- [WHAT TO DO]: Though the entries hold pictures, only their text should be duplicated, exactly and in full.

DATASET RECORDS START

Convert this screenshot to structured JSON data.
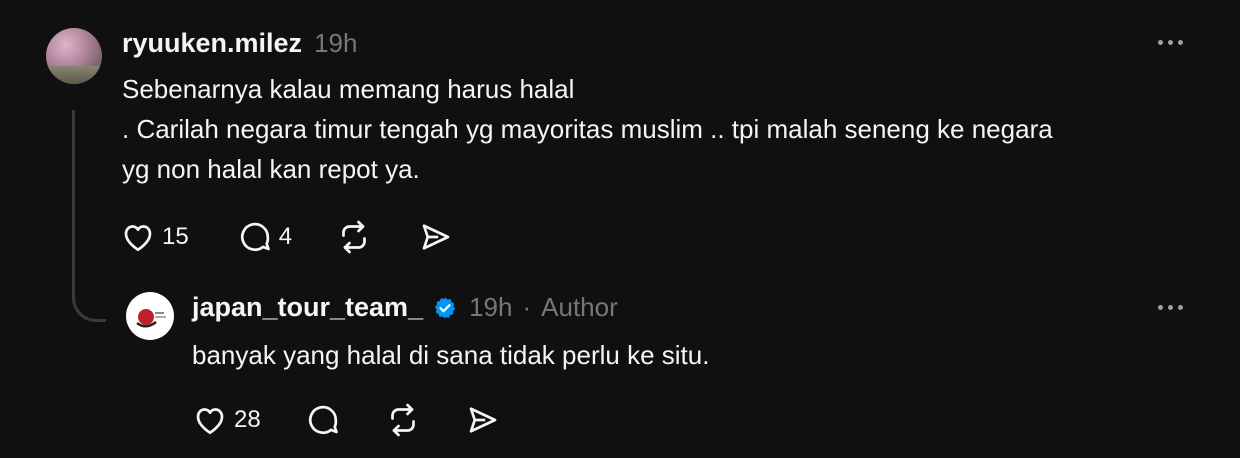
{
  "colors": {
    "background": "#101010",
    "text_primary": "#f3f5f7",
    "text_secondary": "#777777",
    "verified_blue": "#0095f6",
    "thread_line": "#3a3a3a"
  },
  "post": {
    "username": "ryuuken.milez",
    "time": "19h",
    "text": "Sebenarnya kalau memang harus halal\n. Carilah negara timur tengah yg mayoritas muslim .. tpi malah seneng ke negara\nyg non halal kan repot ya.",
    "likes": "15",
    "replies": "4",
    "icons": {
      "like": "heart-icon",
      "reply": "comment-icon",
      "repost": "repost-icon",
      "share": "send-icon",
      "more": "more-icon"
    }
  },
  "reply": {
    "username": "japan_tour_team_",
    "verified": true,
    "time": "19h",
    "separator": "·",
    "author_label": "Author",
    "text": "banyak yang halal di sana tidak perlu ke situ.",
    "likes": "28",
    "icons": {
      "like": "heart-icon",
      "reply": "comment-icon",
      "repost": "repost-icon",
      "share": "send-icon",
      "more": "more-icon"
    }
  }
}
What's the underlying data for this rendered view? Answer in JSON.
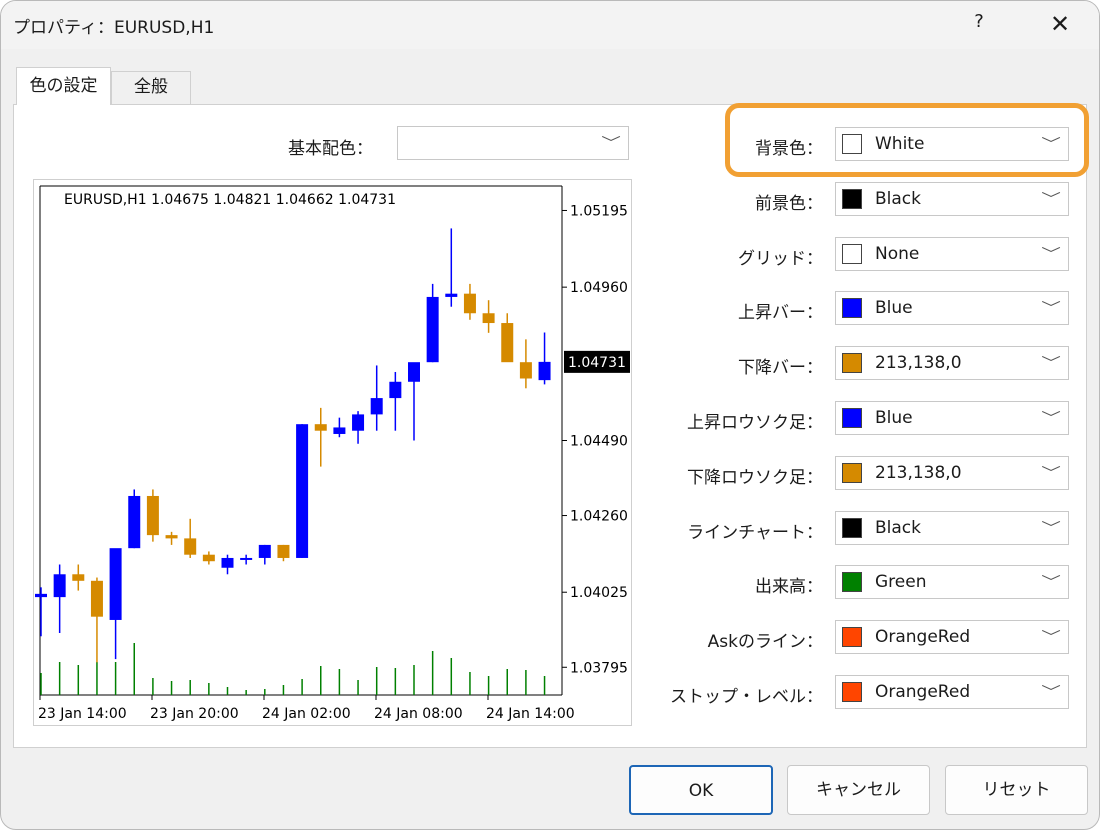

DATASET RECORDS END

- [EXPECTED ANSWER]:
Convert this screenshot to structured JSON data.
{
  "colors": {
    "background": "#101010",
    "text_primary": "#f3f5f7",
    "text_secondary": "#777777",
    "verified_blue": "#0095f6",
    "thread_line": "#3a3a3a"
  },
  "post": {
    "username": "ryuuken.milez",
    "time": "19h",
    "text": "Sebenarnya kalau memang harus halal\n. Carilah negara timur tengah yg mayoritas muslim .. tpi malah seneng ke negara\nyg non halal kan repot ya.",
    "likes": "15",
    "replies": "4",
    "icons": {
      "like": "heart-icon",
      "reply": "comment-icon",
      "repost": "repost-icon",
      "share": "send-icon",
      "more": "more-icon"
    }
  },
  "reply": {
    "username": "japan_tour_team_",
    "verified": true,
    "time": "19h",
    "separator": "·",
    "author_label": "Author",
    "text": "banyak yang halal di sana tidak perlu ke situ.",
    "likes": "28",
    "icons": {
      "like": "heart-icon",
      "reply": "comment-icon",
      "repost": "repost-icon",
      "share": "send-icon",
      "more": "more-icon"
    }
  }
}
What's the underlying data for this rendered view? Answer in JSON.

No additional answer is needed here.